● Task directions
Each line below that holds the string "JSON" counts once; report the total and nothing else.

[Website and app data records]

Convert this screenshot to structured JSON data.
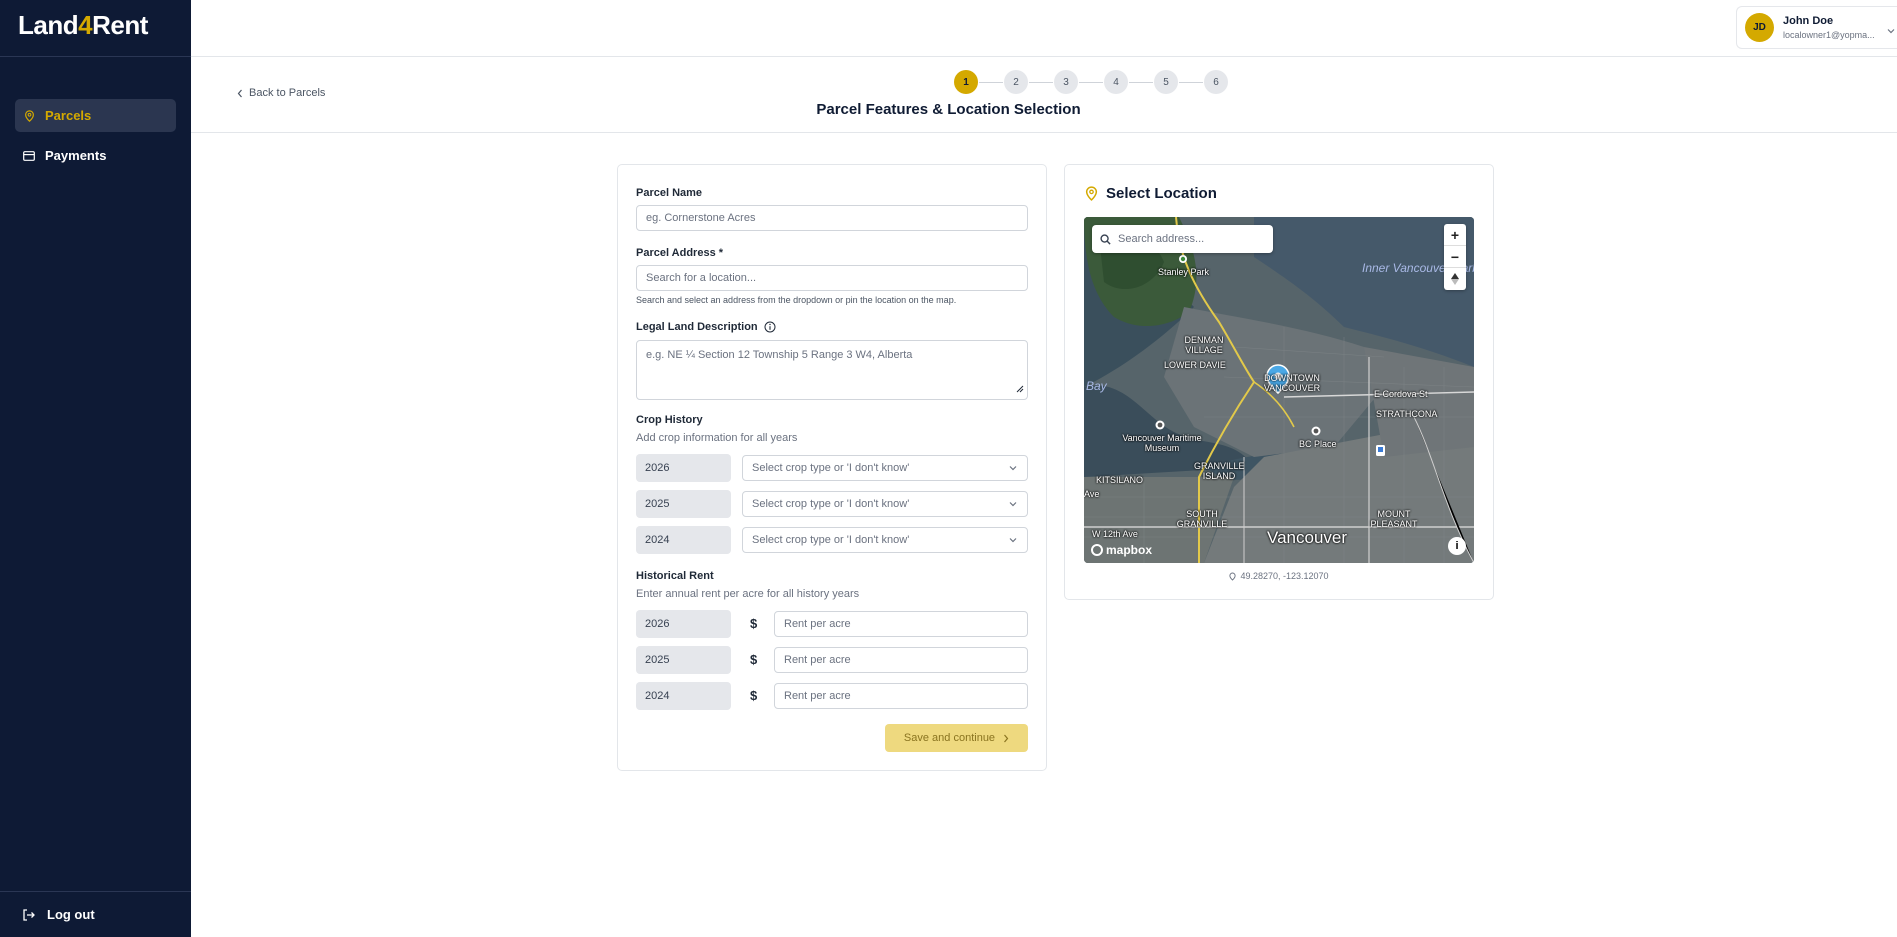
{
  "app": {
    "logo_part1": "Land",
    "logo_part2": "4",
    "logo_part3": "Rent"
  },
  "sidebar": {
    "items": [
      {
        "label": "Parcels",
        "icon": "map-pin-icon",
        "active": true
      },
      {
        "label": "Payments",
        "icon": "credit-card-icon",
        "active": false
      }
    ],
    "logout_label": "Log out"
  },
  "user": {
    "initials": "JD",
    "name": "John Doe",
    "email": "localowner1@yopma..."
  },
  "header": {
    "back_label": "Back to Parcels",
    "steps": [
      "1",
      "2",
      "3",
      "4",
      "5",
      "6"
    ],
    "active_step": 1,
    "page_title": "Parcel Features & Location Selection"
  },
  "form": {
    "parcel_name_label": "Parcel Name",
    "parcel_name_placeholder": "eg. Cornerstone Acres",
    "parcel_address_label": "Parcel Address *",
    "parcel_address_placeholder": "Search for a location...",
    "parcel_address_hint": "Search and select an address from the dropdown or pin the location on the map.",
    "legal_label": "Legal Land Description",
    "legal_placeholder": "e.g. NE ¼ Section 12 Township 5 Range 3 W4, Alberta",
    "crop_history_label": "Crop History",
    "crop_history_sub": "Add crop information for all years",
    "crop_rows": [
      {
        "year": "2026",
        "placeholder": "Select crop type or 'I don't know'"
      },
      {
        "year": "2025",
        "placeholder": "Select crop type or 'I don't know'"
      },
      {
        "year": "2024",
        "placeholder": "Select crop type or 'I don't know'"
      }
    ],
    "rent_label": "Historical Rent",
    "rent_sub": "Enter annual rent per acre for all history years",
    "currency_symbol": "$",
    "rent_rows": [
      {
        "year": "2026",
        "placeholder": "Rent per acre"
      },
      {
        "year": "2025",
        "placeholder": "Rent per acre"
      },
      {
        "year": "2024",
        "placeholder": "Rent per acre"
      }
    ],
    "save_label": "Save and continue"
  },
  "map": {
    "title": "Select Location",
    "search_placeholder": "Search address...",
    "zoom_in": "+",
    "zoom_out": "−",
    "attribution": "mapbox",
    "coordinates": "49.28270, -123.12070",
    "labels": {
      "stanley_park": "Stanley Park",
      "inner_harbour": "Inner Vancouver Harbour",
      "denman_village": "DENMAN VILLAGE",
      "lower_davie": "LOWER DAVIE",
      "downtown": "DOWNTOWN VANCOUVER",
      "cordova": "E Cordova St",
      "strathcona": "STRATHCONA",
      "bay": "Bay",
      "maritime": "Vancouver Maritime Museum",
      "bc_place": "BC Place",
      "kitsilano": "KITSILANO",
      "granville_island": "GRANVILLE ISLAND",
      "south_granville": "SOUTH GRANVILLE",
      "mount_pleasant": "MOUNT PLEASANT",
      "vancouver": "Vancouver",
      "w12th": "W 12th Ave",
      "ave": "Ave"
    }
  }
}
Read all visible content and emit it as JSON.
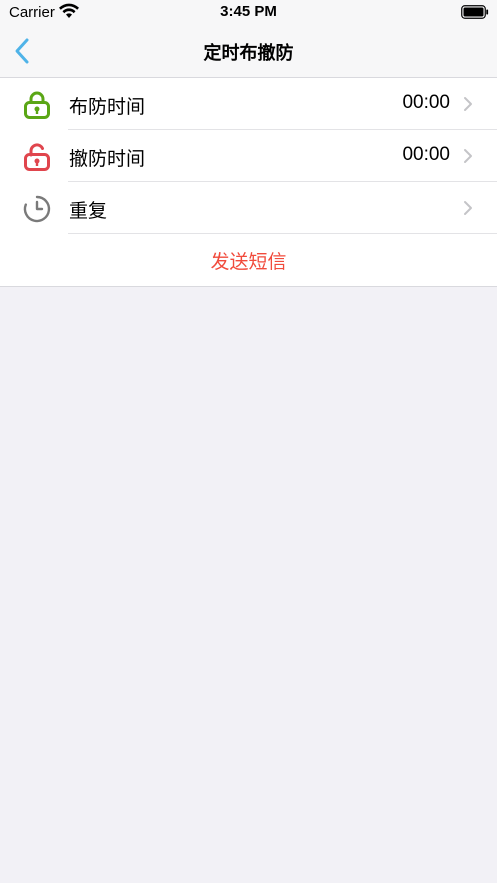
{
  "status_bar": {
    "carrier": "Carrier",
    "time": "3:45 PM",
    "wifi_icon": "wifi-icon",
    "battery_icon": "battery-icon"
  },
  "nav": {
    "title": "定时布撤防",
    "back_icon": "chevron-left-icon",
    "accent_color": "#4fb3e8"
  },
  "rows": [
    {
      "icon": "lock-closed-icon",
      "icon_color": "#5aa615",
      "label": "布防时间",
      "value": "00:00"
    },
    {
      "icon": "lock-open-icon",
      "icon_color": "#e0454d",
      "label": "撤防时间",
      "value": "00:00"
    },
    {
      "icon": "clock-icon",
      "icon_color": "#7a7a7a",
      "label": "重复",
      "value": ""
    }
  ],
  "action": {
    "label": "发送短信",
    "color": "#f14b3c"
  }
}
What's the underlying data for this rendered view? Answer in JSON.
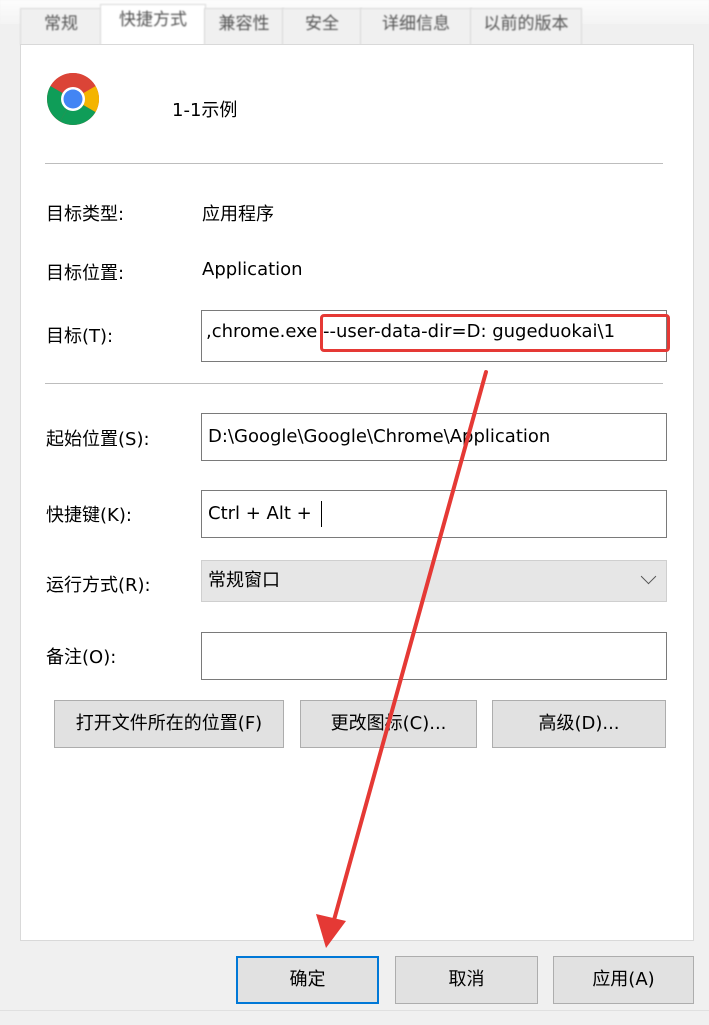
{
  "tabs": [
    {
      "label": "常规"
    },
    {
      "label": "快捷方式",
      "active": true
    },
    {
      "label": "兼容性"
    },
    {
      "label": "安全"
    },
    {
      "label": "详细信息"
    },
    {
      "label": "以前的版本"
    }
  ],
  "app": {
    "name": "1-1示例",
    "icon": "chrome-icon"
  },
  "target_type": {
    "label": "目标类型:",
    "value": "应用程序"
  },
  "target_location": {
    "label": "目标位置:",
    "value": "Application"
  },
  "target": {
    "label": "目标(T):",
    "value_prefix": ",chrome.exe",
    "value_highlight": " --user-data-dir=D: gugeduokai\\1"
  },
  "start_in": {
    "label": "起始位置(S):",
    "value": "D:\\Google\\Google\\Chrome\\Application"
  },
  "shortcut_key": {
    "label": "快捷键(K):",
    "value": "Ctrl + Alt + "
  },
  "run": {
    "label": "运行方式(R):",
    "value": "常规窗口"
  },
  "comment": {
    "label": "备注(O):",
    "value": ""
  },
  "buttons": {
    "open_location": "打开文件所在的位置(F)",
    "change_icon": "更改图标(C)...",
    "advanced": "高级(D)..."
  },
  "footer": {
    "ok": "确定",
    "cancel": "取消",
    "apply": "应用(A)"
  },
  "colors": {
    "annotation": "#e53935",
    "accent": "#0078d7"
  }
}
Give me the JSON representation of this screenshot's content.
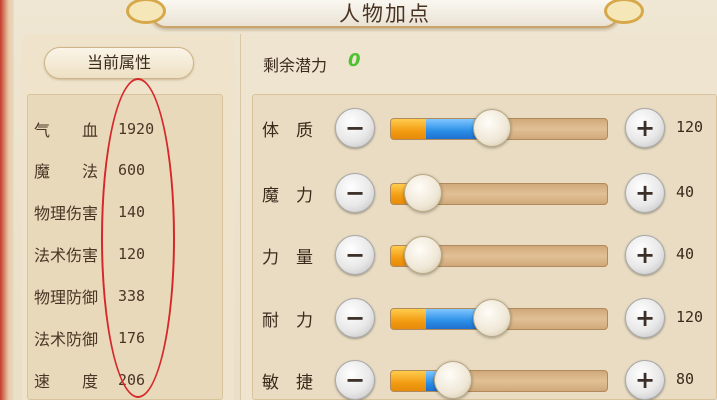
{
  "title": "人物加点",
  "left": {
    "header": "当前属性",
    "stats": [
      {
        "label": "气　　血",
        "value": "1920"
      },
      {
        "label": "魔　　法",
        "value": "600"
      },
      {
        "label": "物理伤害",
        "value": "140"
      },
      {
        "label": "法术伤害",
        "value": "120"
      },
      {
        "label": "物理防御",
        "value": "338"
      },
      {
        "label": "法术防御",
        "value": "176"
      },
      {
        "label": "速　　度",
        "value": "206"
      }
    ]
  },
  "right": {
    "potential_label": "剩余潜力",
    "potential_value": "0",
    "attributes": [
      {
        "label": "体　质",
        "value": "120",
        "orange_fraction": 0.16,
        "blue_fraction": 0.28
      },
      {
        "label": "魔　力",
        "value": "40",
        "orange_fraction": 0.07,
        "blue_fraction": 0
      },
      {
        "label": "力　量",
        "value": "40",
        "orange_fraction": 0.07,
        "blue_fraction": 0
      },
      {
        "label": "耐　力",
        "value": "120",
        "orange_fraction": 0.16,
        "blue_fraction": 0.28
      },
      {
        "label": "敏　捷",
        "value": "80",
        "orange_fraction": 0.16,
        "blue_fraction": 0.1
      }
    ],
    "minus_symbol": "−",
    "plus_symbol": "+"
  },
  "colors": {
    "highlight_oval": "#d6282a",
    "potential_value": "#4fc233",
    "bar_orange": "#f39c12",
    "bar_blue": "#2b8fe6"
  }
}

● Task output
4